"We can respectfully agree to disagree"
Actually, we agree on a fair amount.
I don't make a lot of effort because the chance of winning enough to matter and then having somebody else try to claim it's their ticket is awfully close to zero, but some things require almost zero effort. I also play the same numbers for long periods of time. I don't keep all of the old tickets, but I've got a few old tickets (from multiple states) tucked away, including the first (or at least early) time I use a combination. I don't bother with receipts for ticket purchases, but there are plenty of credit card transactions showing that I've bought gas immediately before tickets with my numbers were purchased. There are also email servers for a rather large company that have proof that I knew when and where some of those tickets would be bought, as well as how the buyer would be dressed, a day or two before the purchase was made. FWIW, here in NY you can claim prizes without a ticket, as long as you can provide convincing proof that you own the missing ticket.
I happened to recently be in a state where I could remain anonymous and bought tickets for both PB and MM. I'm sure enough that I can easily establish ownership that I kept my head down in hopes that I wouldn't be easily recognized on the video if it were to be released to the public.
"If they determined that I erased my name in favor of a trust, the name erased would match the name of the owner of the trust"
I'd have thought that the rules about altered tickets is about alterations that attempt to portray a losing ticket as a winner and that any changes to the signature would only cause problems about ownership, but one of the other articles about Jane Doe's ticket reports that the NH lottery "told her she can't white-out her name from the back of the ticket, as any alteration (my emphasis) would invalidate it."
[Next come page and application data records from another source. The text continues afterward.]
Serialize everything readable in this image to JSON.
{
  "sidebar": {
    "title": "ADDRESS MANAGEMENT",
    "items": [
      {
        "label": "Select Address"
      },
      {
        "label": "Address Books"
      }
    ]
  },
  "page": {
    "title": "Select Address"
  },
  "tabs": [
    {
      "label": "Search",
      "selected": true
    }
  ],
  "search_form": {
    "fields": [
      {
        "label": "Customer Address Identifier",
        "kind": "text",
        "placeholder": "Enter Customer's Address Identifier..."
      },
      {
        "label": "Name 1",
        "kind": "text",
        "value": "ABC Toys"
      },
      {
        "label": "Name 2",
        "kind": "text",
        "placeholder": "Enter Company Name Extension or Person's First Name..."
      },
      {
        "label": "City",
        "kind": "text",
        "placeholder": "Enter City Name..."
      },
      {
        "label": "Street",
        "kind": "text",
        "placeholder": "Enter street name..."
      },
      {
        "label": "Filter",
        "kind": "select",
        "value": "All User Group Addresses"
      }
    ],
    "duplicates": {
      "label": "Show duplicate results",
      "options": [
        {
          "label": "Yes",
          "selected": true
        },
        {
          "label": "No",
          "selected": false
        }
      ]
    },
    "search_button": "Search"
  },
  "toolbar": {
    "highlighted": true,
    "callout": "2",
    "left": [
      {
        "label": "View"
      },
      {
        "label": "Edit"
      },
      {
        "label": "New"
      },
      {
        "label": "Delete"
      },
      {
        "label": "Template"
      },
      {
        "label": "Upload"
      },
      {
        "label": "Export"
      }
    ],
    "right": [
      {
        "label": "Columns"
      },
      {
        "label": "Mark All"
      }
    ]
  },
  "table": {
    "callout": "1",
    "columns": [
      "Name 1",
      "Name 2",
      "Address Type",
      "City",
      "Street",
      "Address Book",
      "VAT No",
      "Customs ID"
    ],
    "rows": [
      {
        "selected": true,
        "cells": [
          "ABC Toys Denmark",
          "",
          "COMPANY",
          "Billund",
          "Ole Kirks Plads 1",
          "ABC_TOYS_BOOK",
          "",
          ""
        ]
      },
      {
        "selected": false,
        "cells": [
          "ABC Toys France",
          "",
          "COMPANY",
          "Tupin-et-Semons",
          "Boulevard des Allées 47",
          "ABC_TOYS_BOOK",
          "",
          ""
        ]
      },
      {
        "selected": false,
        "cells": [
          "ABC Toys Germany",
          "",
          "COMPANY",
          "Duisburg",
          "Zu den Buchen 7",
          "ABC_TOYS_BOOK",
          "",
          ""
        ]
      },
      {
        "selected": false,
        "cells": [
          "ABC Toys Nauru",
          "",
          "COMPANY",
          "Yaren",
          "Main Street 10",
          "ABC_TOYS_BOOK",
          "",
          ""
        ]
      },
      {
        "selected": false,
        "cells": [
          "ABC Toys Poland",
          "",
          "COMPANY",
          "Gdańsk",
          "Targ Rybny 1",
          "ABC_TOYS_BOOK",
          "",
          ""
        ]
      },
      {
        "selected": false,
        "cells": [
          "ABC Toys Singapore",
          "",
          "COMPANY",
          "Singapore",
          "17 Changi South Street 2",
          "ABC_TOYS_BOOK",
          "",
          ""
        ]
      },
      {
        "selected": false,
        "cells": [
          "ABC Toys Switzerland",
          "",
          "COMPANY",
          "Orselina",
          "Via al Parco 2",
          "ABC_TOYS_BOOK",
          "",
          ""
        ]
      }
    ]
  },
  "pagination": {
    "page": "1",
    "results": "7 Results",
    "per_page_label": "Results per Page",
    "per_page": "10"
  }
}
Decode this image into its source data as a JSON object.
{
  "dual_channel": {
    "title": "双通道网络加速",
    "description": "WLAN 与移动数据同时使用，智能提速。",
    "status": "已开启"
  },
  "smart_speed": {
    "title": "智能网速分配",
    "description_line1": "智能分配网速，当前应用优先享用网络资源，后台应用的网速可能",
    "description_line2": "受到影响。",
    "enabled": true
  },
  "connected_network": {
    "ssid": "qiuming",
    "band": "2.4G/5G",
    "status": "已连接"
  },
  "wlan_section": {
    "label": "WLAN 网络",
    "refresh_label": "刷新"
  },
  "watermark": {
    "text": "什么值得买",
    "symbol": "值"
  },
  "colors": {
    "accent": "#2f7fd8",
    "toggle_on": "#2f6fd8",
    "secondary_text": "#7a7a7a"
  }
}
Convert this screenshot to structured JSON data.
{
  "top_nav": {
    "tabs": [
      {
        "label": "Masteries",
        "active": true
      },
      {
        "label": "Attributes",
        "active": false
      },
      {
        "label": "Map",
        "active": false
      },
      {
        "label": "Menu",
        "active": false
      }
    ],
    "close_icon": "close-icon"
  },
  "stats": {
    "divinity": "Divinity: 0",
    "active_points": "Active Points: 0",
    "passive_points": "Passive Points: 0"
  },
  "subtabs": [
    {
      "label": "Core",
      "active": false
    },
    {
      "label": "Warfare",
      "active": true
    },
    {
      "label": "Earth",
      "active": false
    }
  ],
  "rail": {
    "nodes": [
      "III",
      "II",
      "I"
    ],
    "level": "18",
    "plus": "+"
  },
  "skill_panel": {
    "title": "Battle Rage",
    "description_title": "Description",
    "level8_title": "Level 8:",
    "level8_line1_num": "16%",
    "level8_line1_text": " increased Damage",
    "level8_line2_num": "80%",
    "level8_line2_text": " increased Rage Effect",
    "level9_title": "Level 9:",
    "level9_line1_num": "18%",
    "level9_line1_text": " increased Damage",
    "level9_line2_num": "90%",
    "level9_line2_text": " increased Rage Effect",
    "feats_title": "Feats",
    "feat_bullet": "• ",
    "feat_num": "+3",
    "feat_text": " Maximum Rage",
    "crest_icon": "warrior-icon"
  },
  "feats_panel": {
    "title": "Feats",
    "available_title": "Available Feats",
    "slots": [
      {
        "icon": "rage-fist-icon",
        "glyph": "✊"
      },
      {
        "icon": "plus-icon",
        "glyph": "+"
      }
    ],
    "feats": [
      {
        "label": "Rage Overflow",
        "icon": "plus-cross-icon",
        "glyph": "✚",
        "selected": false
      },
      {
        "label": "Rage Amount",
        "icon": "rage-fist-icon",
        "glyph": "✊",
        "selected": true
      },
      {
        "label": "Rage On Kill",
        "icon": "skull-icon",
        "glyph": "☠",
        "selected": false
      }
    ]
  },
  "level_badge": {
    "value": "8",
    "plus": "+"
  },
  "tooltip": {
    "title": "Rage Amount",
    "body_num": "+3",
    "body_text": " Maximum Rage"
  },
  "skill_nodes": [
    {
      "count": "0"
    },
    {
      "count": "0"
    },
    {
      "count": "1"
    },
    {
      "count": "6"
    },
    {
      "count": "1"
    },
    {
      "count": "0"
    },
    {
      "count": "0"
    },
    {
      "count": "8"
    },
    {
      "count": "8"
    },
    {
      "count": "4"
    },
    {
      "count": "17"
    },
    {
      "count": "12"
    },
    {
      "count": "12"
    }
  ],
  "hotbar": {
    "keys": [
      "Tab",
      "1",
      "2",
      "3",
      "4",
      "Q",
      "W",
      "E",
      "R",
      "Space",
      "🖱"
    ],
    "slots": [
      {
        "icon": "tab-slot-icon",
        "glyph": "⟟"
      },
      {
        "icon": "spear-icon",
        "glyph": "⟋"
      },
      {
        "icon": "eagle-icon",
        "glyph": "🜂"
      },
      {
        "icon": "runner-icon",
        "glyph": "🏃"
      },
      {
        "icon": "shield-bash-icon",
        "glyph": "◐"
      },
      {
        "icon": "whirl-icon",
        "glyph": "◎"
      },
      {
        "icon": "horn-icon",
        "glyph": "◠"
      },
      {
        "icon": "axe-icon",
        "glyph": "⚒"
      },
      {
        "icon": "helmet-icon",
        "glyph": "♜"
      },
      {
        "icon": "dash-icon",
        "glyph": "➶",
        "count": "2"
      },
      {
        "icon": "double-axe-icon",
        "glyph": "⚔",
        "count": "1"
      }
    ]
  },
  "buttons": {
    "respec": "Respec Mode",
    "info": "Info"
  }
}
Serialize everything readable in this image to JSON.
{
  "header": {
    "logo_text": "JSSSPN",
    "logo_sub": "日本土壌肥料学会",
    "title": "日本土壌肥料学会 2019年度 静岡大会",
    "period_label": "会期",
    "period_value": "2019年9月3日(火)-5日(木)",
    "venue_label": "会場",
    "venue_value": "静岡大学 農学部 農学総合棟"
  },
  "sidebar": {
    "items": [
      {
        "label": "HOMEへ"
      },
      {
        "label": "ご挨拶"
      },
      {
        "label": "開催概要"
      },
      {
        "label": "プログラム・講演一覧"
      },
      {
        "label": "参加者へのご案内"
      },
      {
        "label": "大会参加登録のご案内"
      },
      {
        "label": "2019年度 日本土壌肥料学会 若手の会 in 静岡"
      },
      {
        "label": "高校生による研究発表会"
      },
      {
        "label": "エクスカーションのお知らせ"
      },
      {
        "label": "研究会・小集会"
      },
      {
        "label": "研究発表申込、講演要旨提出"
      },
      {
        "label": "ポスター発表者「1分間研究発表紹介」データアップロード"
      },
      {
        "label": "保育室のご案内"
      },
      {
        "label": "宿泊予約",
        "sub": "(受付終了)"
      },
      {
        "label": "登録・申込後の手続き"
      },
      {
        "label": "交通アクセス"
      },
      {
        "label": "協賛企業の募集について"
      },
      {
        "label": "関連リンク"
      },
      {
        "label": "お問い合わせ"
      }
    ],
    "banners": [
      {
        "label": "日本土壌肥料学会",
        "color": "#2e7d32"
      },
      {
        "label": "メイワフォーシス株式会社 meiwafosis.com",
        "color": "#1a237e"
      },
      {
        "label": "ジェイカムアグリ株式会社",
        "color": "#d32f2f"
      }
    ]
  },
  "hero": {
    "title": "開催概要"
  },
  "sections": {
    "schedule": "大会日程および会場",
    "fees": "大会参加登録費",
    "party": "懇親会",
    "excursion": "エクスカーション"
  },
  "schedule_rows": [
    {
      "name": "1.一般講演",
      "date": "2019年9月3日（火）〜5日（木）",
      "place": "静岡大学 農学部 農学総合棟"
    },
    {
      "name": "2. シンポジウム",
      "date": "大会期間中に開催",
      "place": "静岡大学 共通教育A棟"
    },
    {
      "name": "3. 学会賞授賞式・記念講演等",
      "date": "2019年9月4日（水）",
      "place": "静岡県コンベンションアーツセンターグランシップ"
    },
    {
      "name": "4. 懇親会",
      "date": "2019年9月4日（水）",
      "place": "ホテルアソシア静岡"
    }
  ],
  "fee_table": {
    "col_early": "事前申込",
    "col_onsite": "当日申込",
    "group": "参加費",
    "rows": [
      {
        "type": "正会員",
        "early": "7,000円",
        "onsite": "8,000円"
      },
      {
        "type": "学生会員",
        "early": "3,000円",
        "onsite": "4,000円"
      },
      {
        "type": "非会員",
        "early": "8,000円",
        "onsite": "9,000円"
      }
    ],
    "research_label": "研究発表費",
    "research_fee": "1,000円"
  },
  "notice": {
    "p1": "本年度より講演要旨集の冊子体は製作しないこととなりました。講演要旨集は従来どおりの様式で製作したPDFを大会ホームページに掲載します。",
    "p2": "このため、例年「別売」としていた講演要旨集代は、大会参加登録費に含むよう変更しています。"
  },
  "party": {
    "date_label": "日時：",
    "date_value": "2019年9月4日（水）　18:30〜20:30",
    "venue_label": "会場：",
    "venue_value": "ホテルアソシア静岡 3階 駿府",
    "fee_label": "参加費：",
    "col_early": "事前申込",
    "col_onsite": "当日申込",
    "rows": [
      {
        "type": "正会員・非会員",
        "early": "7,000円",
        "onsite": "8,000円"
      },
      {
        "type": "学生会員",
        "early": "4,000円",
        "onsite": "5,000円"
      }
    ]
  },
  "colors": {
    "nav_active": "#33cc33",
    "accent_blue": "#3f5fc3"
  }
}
I'm sure (and it sounds like you are, too) that inability to establish legitimate ownership is extremely unlikely even without a signature. The chance that erasing a signature would turn a winning ticket into a worthless souvenir, OTOH, seems significant.